### Exercise
Set the images aside and retype the whole listing exactly.

--------------------------------------------------

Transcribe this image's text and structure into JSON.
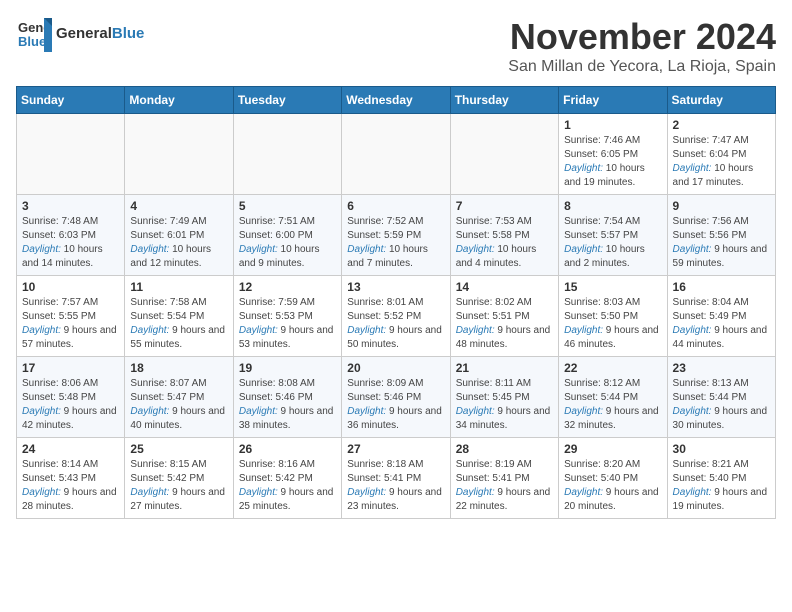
{
  "header": {
    "logo_general": "General",
    "logo_blue": "Blue",
    "month_title": "November 2024",
    "location": "San Millan de Yecora, La Rioja, Spain"
  },
  "weekdays": [
    "Sunday",
    "Monday",
    "Tuesday",
    "Wednesday",
    "Thursday",
    "Friday",
    "Saturday"
  ],
  "weeks": [
    [
      {
        "day": "",
        "info": ""
      },
      {
        "day": "",
        "info": ""
      },
      {
        "day": "",
        "info": ""
      },
      {
        "day": "",
        "info": ""
      },
      {
        "day": "",
        "info": ""
      },
      {
        "day": "1",
        "sunrise": "Sunrise: 7:46 AM",
        "sunset": "Sunset: 6:05 PM",
        "daylight": "Daylight: 10 hours and 19 minutes."
      },
      {
        "day": "2",
        "sunrise": "Sunrise: 7:47 AM",
        "sunset": "Sunset: 6:04 PM",
        "daylight": "Daylight: 10 hours and 17 minutes."
      }
    ],
    [
      {
        "day": "3",
        "sunrise": "Sunrise: 7:48 AM",
        "sunset": "Sunset: 6:03 PM",
        "daylight": "Daylight: 10 hours and 14 minutes."
      },
      {
        "day": "4",
        "sunrise": "Sunrise: 7:49 AM",
        "sunset": "Sunset: 6:01 PM",
        "daylight": "Daylight: 10 hours and 12 minutes."
      },
      {
        "day": "5",
        "sunrise": "Sunrise: 7:51 AM",
        "sunset": "Sunset: 6:00 PM",
        "daylight": "Daylight: 10 hours and 9 minutes."
      },
      {
        "day": "6",
        "sunrise": "Sunrise: 7:52 AM",
        "sunset": "Sunset: 5:59 PM",
        "daylight": "Daylight: 10 hours and 7 minutes."
      },
      {
        "day": "7",
        "sunrise": "Sunrise: 7:53 AM",
        "sunset": "Sunset: 5:58 PM",
        "daylight": "Daylight: 10 hours and 4 minutes."
      },
      {
        "day": "8",
        "sunrise": "Sunrise: 7:54 AM",
        "sunset": "Sunset: 5:57 PM",
        "daylight": "Daylight: 10 hours and 2 minutes."
      },
      {
        "day": "9",
        "sunrise": "Sunrise: 7:56 AM",
        "sunset": "Sunset: 5:56 PM",
        "daylight": "Daylight: 9 hours and 59 minutes."
      }
    ],
    [
      {
        "day": "10",
        "sunrise": "Sunrise: 7:57 AM",
        "sunset": "Sunset: 5:55 PM",
        "daylight": "Daylight: 9 hours and 57 minutes."
      },
      {
        "day": "11",
        "sunrise": "Sunrise: 7:58 AM",
        "sunset": "Sunset: 5:54 PM",
        "daylight": "Daylight: 9 hours and 55 minutes."
      },
      {
        "day": "12",
        "sunrise": "Sunrise: 7:59 AM",
        "sunset": "Sunset: 5:53 PM",
        "daylight": "Daylight: 9 hours and 53 minutes."
      },
      {
        "day": "13",
        "sunrise": "Sunrise: 8:01 AM",
        "sunset": "Sunset: 5:52 PM",
        "daylight": "Daylight: 9 hours and 50 minutes."
      },
      {
        "day": "14",
        "sunrise": "Sunrise: 8:02 AM",
        "sunset": "Sunset: 5:51 PM",
        "daylight": "Daylight: 9 hours and 48 minutes."
      },
      {
        "day": "15",
        "sunrise": "Sunrise: 8:03 AM",
        "sunset": "Sunset: 5:50 PM",
        "daylight": "Daylight: 9 hours and 46 minutes."
      },
      {
        "day": "16",
        "sunrise": "Sunrise: 8:04 AM",
        "sunset": "Sunset: 5:49 PM",
        "daylight": "Daylight: 9 hours and 44 minutes."
      }
    ],
    [
      {
        "day": "17",
        "sunrise": "Sunrise: 8:06 AM",
        "sunset": "Sunset: 5:48 PM",
        "daylight": "Daylight: 9 hours and 42 minutes."
      },
      {
        "day": "18",
        "sunrise": "Sunrise: 8:07 AM",
        "sunset": "Sunset: 5:47 PM",
        "daylight": "Daylight: 9 hours and 40 minutes."
      },
      {
        "day": "19",
        "sunrise": "Sunrise: 8:08 AM",
        "sunset": "Sunset: 5:46 PM",
        "daylight": "Daylight: 9 hours and 38 minutes."
      },
      {
        "day": "20",
        "sunrise": "Sunrise: 8:09 AM",
        "sunset": "Sunset: 5:46 PM",
        "daylight": "Daylight: 9 hours and 36 minutes."
      },
      {
        "day": "21",
        "sunrise": "Sunrise: 8:11 AM",
        "sunset": "Sunset: 5:45 PM",
        "daylight": "Daylight: 9 hours and 34 minutes."
      },
      {
        "day": "22",
        "sunrise": "Sunrise: 8:12 AM",
        "sunset": "Sunset: 5:44 PM",
        "daylight": "Daylight: 9 hours and 32 minutes."
      },
      {
        "day": "23",
        "sunrise": "Sunrise: 8:13 AM",
        "sunset": "Sunset: 5:44 PM",
        "daylight": "Daylight: 9 hours and 30 minutes."
      }
    ],
    [
      {
        "day": "24",
        "sunrise": "Sunrise: 8:14 AM",
        "sunset": "Sunset: 5:43 PM",
        "daylight": "Daylight: 9 hours and 28 minutes."
      },
      {
        "day": "25",
        "sunrise": "Sunrise: 8:15 AM",
        "sunset": "Sunset: 5:42 PM",
        "daylight": "Daylight: 9 hours and 27 minutes."
      },
      {
        "day": "26",
        "sunrise": "Sunrise: 8:16 AM",
        "sunset": "Sunset: 5:42 PM",
        "daylight": "Daylight: 9 hours and 25 minutes."
      },
      {
        "day": "27",
        "sunrise": "Sunrise: 8:18 AM",
        "sunset": "Sunset: 5:41 PM",
        "daylight": "Daylight: 9 hours and 23 minutes."
      },
      {
        "day": "28",
        "sunrise": "Sunrise: 8:19 AM",
        "sunset": "Sunset: 5:41 PM",
        "daylight": "Daylight: 9 hours and 22 minutes."
      },
      {
        "day": "29",
        "sunrise": "Sunrise: 8:20 AM",
        "sunset": "Sunset: 5:40 PM",
        "daylight": "Daylight: 9 hours and 20 minutes."
      },
      {
        "day": "30",
        "sunrise": "Sunrise: 8:21 AM",
        "sunset": "Sunset: 5:40 PM",
        "daylight": "Daylight: 9 hours and 19 minutes."
      }
    ]
  ]
}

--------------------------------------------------

### Solution for this problem
Transcribe this image's text and structure into JSON.
{
  "header": {
    "logo_general": "General",
    "logo_blue": "Blue",
    "month_title": "November 2024",
    "location": "San Millan de Yecora, La Rioja, Spain"
  },
  "weekdays": [
    "Sunday",
    "Monday",
    "Tuesday",
    "Wednesday",
    "Thursday",
    "Friday",
    "Saturday"
  ],
  "weeks": [
    [
      {
        "day": "",
        "info": ""
      },
      {
        "day": "",
        "info": ""
      },
      {
        "day": "",
        "info": ""
      },
      {
        "day": "",
        "info": ""
      },
      {
        "day": "",
        "info": ""
      },
      {
        "day": "1",
        "sunrise": "Sunrise: 7:46 AM",
        "sunset": "Sunset: 6:05 PM",
        "daylight": "Daylight: 10 hours and 19 minutes."
      },
      {
        "day": "2",
        "sunrise": "Sunrise: 7:47 AM",
        "sunset": "Sunset: 6:04 PM",
        "daylight": "Daylight: 10 hours and 17 minutes."
      }
    ],
    [
      {
        "day": "3",
        "sunrise": "Sunrise: 7:48 AM",
        "sunset": "Sunset: 6:03 PM",
        "daylight": "Daylight: 10 hours and 14 minutes."
      },
      {
        "day": "4",
        "sunrise": "Sunrise: 7:49 AM",
        "sunset": "Sunset: 6:01 PM",
        "daylight": "Daylight: 10 hours and 12 minutes."
      },
      {
        "day": "5",
        "sunrise": "Sunrise: 7:51 AM",
        "sunset": "Sunset: 6:00 PM",
        "daylight": "Daylight: 10 hours and 9 minutes."
      },
      {
        "day": "6",
        "sunrise": "Sunrise: 7:52 AM",
        "sunset": "Sunset: 5:59 PM",
        "daylight": "Daylight: 10 hours and 7 minutes."
      },
      {
        "day": "7",
        "sunrise": "Sunrise: 7:53 AM",
        "sunset": "Sunset: 5:58 PM",
        "daylight": "Daylight: 10 hours and 4 minutes."
      },
      {
        "day": "8",
        "sunrise": "Sunrise: 7:54 AM",
        "sunset": "Sunset: 5:57 PM",
        "daylight": "Daylight: 10 hours and 2 minutes."
      },
      {
        "day": "9",
        "sunrise": "Sunrise: 7:56 AM",
        "sunset": "Sunset: 5:56 PM",
        "daylight": "Daylight: 9 hours and 59 minutes."
      }
    ],
    [
      {
        "day": "10",
        "sunrise": "Sunrise: 7:57 AM",
        "sunset": "Sunset: 5:55 PM",
        "daylight": "Daylight: 9 hours and 57 minutes."
      },
      {
        "day": "11",
        "sunrise": "Sunrise: 7:58 AM",
        "sunset": "Sunset: 5:54 PM",
        "daylight": "Daylight: 9 hours and 55 minutes."
      },
      {
        "day": "12",
        "sunrise": "Sunrise: 7:59 AM",
        "sunset": "Sunset: 5:53 PM",
        "daylight": "Daylight: 9 hours and 53 minutes."
      },
      {
        "day": "13",
        "sunrise": "Sunrise: 8:01 AM",
        "sunset": "Sunset: 5:52 PM",
        "daylight": "Daylight: 9 hours and 50 minutes."
      },
      {
        "day": "14",
        "sunrise": "Sunrise: 8:02 AM",
        "sunset": "Sunset: 5:51 PM",
        "daylight": "Daylight: 9 hours and 48 minutes."
      },
      {
        "day": "15",
        "sunrise": "Sunrise: 8:03 AM",
        "sunset": "Sunset: 5:50 PM",
        "daylight": "Daylight: 9 hours and 46 minutes."
      },
      {
        "day": "16",
        "sunrise": "Sunrise: 8:04 AM",
        "sunset": "Sunset: 5:49 PM",
        "daylight": "Daylight: 9 hours and 44 minutes."
      }
    ],
    [
      {
        "day": "17",
        "sunrise": "Sunrise: 8:06 AM",
        "sunset": "Sunset: 5:48 PM",
        "daylight": "Daylight: 9 hours and 42 minutes."
      },
      {
        "day": "18",
        "sunrise": "Sunrise: 8:07 AM",
        "sunset": "Sunset: 5:47 PM",
        "daylight": "Daylight: 9 hours and 40 minutes."
      },
      {
        "day": "19",
        "sunrise": "Sunrise: 8:08 AM",
        "sunset": "Sunset: 5:46 PM",
        "daylight": "Daylight: 9 hours and 38 minutes."
      },
      {
        "day": "20",
        "sunrise": "Sunrise: 8:09 AM",
        "sunset": "Sunset: 5:46 PM",
        "daylight": "Daylight: 9 hours and 36 minutes."
      },
      {
        "day": "21",
        "sunrise": "Sunrise: 8:11 AM",
        "sunset": "Sunset: 5:45 PM",
        "daylight": "Daylight: 9 hours and 34 minutes."
      },
      {
        "day": "22",
        "sunrise": "Sunrise: 8:12 AM",
        "sunset": "Sunset: 5:44 PM",
        "daylight": "Daylight: 9 hours and 32 minutes."
      },
      {
        "day": "23",
        "sunrise": "Sunrise: 8:13 AM",
        "sunset": "Sunset: 5:44 PM",
        "daylight": "Daylight: 9 hours and 30 minutes."
      }
    ],
    [
      {
        "day": "24",
        "sunrise": "Sunrise: 8:14 AM",
        "sunset": "Sunset: 5:43 PM",
        "daylight": "Daylight: 9 hours and 28 minutes."
      },
      {
        "day": "25",
        "sunrise": "Sunrise: 8:15 AM",
        "sunset": "Sunset: 5:42 PM",
        "daylight": "Daylight: 9 hours and 27 minutes."
      },
      {
        "day": "26",
        "sunrise": "Sunrise: 8:16 AM",
        "sunset": "Sunset: 5:42 PM",
        "daylight": "Daylight: 9 hours and 25 minutes."
      },
      {
        "day": "27",
        "sunrise": "Sunrise: 8:18 AM",
        "sunset": "Sunset: 5:41 PM",
        "daylight": "Daylight: 9 hours and 23 minutes."
      },
      {
        "day": "28",
        "sunrise": "Sunrise: 8:19 AM",
        "sunset": "Sunset: 5:41 PM",
        "daylight": "Daylight: 9 hours and 22 minutes."
      },
      {
        "day": "29",
        "sunrise": "Sunrise: 8:20 AM",
        "sunset": "Sunset: 5:40 PM",
        "daylight": "Daylight: 9 hours and 20 minutes."
      },
      {
        "day": "30",
        "sunrise": "Sunrise: 8:21 AM",
        "sunset": "Sunset: 5:40 PM",
        "daylight": "Daylight: 9 hours and 19 minutes."
      }
    ]
  ]
}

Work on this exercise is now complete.